  • Practice cough etiquette. Maintain distance, cover coughs and sneezes with disposable tissues or clothing, and wash hands.
  • Avoid touching the eyes, nose and mouth.
  • Avoid sharing personal items.
  • Keep a safe distance from others — about 6 feet (2m).
  • Don’t use public transportation.
  • Clean and disinfect frequently touched objects and surfaces, including but not limited to, counter space, table-tops, bathrooms, doorknobs, handrails, cell phones, computers, etc.
  • Avoid social gatherings, crowds and unnecessary traveling.
  • Use masks in specific circumstances, such as when sick, when caring for a sick person or when traveling to countries where mask use is common.

If symptoms begin to show, the CDC recommends the following:

  • Take your temperature twice a day. Wait 30 minutes after eating, drinking or exercising before taking your temperature. Fever is 100.4 degrees F/38 degrees C or higher. Monitor your symptoms.
  • Watch for cough or difficulty breathing.
  • Call ahead before visiting a doctor.
  • Wear a facemask when around people and before entering a doctor’s office.
  • Seek prompt medical attention when symptoms worsen.
  • Patients with confirmed COVID-19 should remain under isolation.

We are all in this together. Let’s do our part to slow the spreading of the coronavirus.

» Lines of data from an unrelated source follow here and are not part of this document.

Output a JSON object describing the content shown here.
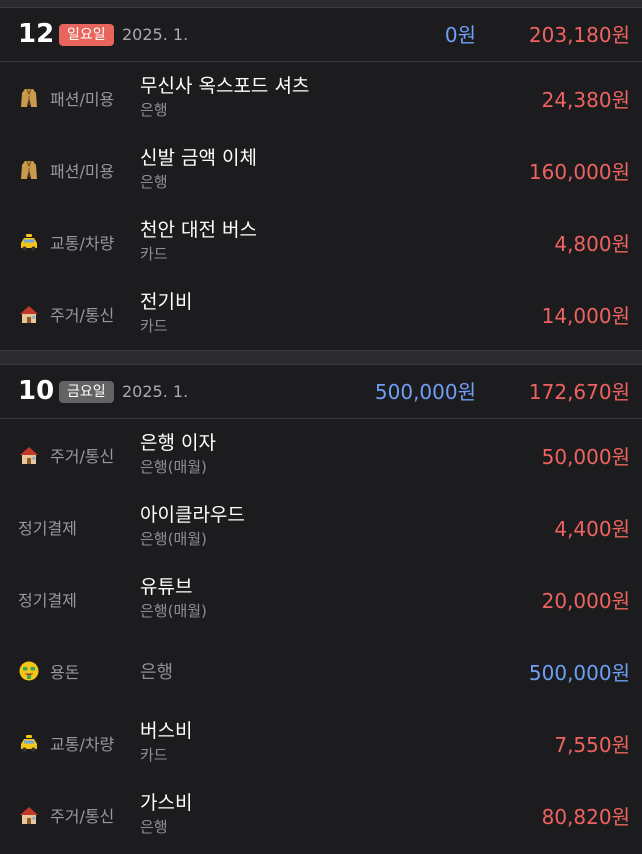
{
  "groups": [
    {
      "day": "12",
      "weekday": "일요일",
      "month": "2025. 1.",
      "income": "0원",
      "expense": "203,180원",
      "rows": [
        {
          "icon": "coat-icon",
          "category": "패션/미용",
          "title": "무신사 옥스포드 셔츠",
          "sub": "은행",
          "amount": "24,380원"
        },
        {
          "icon": "coat-icon",
          "category": "패션/미용",
          "title": "신발 금액 이체",
          "sub": "은행",
          "amount": "160,000원"
        },
        {
          "icon": "taxi-icon",
          "category": "교통/차량",
          "title": "천안 대전 버스",
          "sub": "카드",
          "amount": "4,800원"
        },
        {
          "icon": "house-icon",
          "category": "주거/통신",
          "title": "전기비",
          "sub": "카드",
          "amount": "14,000원"
        }
      ]
    },
    {
      "day": "10",
      "weekday": "금요일",
      "month": "2025. 1.",
      "income": "500,000원",
      "expense": "172,670원",
      "rows": [
        {
          "icon": "house-icon",
          "category": "주거/통신",
          "title": "은행 이자",
          "sub": "은행(매월)",
          "amount": "50,000원"
        },
        {
          "icon": "",
          "category": "정기결제",
          "title": "아이클라우드",
          "sub": "은행(매월)",
          "amount": "4,400원"
        },
        {
          "icon": "",
          "category": "정기결제",
          "title": "유튜브",
          "sub": "은행(매월)",
          "amount": "20,000원"
        },
        {
          "icon": "money-face-icon",
          "category": "용돈",
          "title": "",
          "sub": "은행",
          "amount": "500,000원"
        },
        {
          "icon": "taxi-icon",
          "category": "교통/차량",
          "title": "버스비",
          "sub": "카드",
          "amount": "7,550원"
        },
        {
          "icon": "house-icon",
          "category": "주거/통신",
          "title": "가스비",
          "sub": "은행",
          "amount": "80,820원"
        }
      ]
    }
  ],
  "colors": {
    "expense": "#ee6360",
    "income": "#6e9ff4",
    "sunday_badge": "#e8655d",
    "weekday_badge": "#636366"
  }
}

The stricter we are following the guidelines and recommendations, the faster we can return to our normal lives.

Be safe and feel free to reach out with information to share or with any questions about insurance and COVID-19.

Eva Maria Karlsson is the principal/insurance broker at Superyacht Insurance in Fort Lauderdale since 2002. SYIG is a full-service independent marine insurance broker firm, providing an extensive portfolio of global medical insurance policies tailored to accommodate the crew member’s unique lifestyle and the yacht’s program in Europe and the U.S. Comments are welcome below.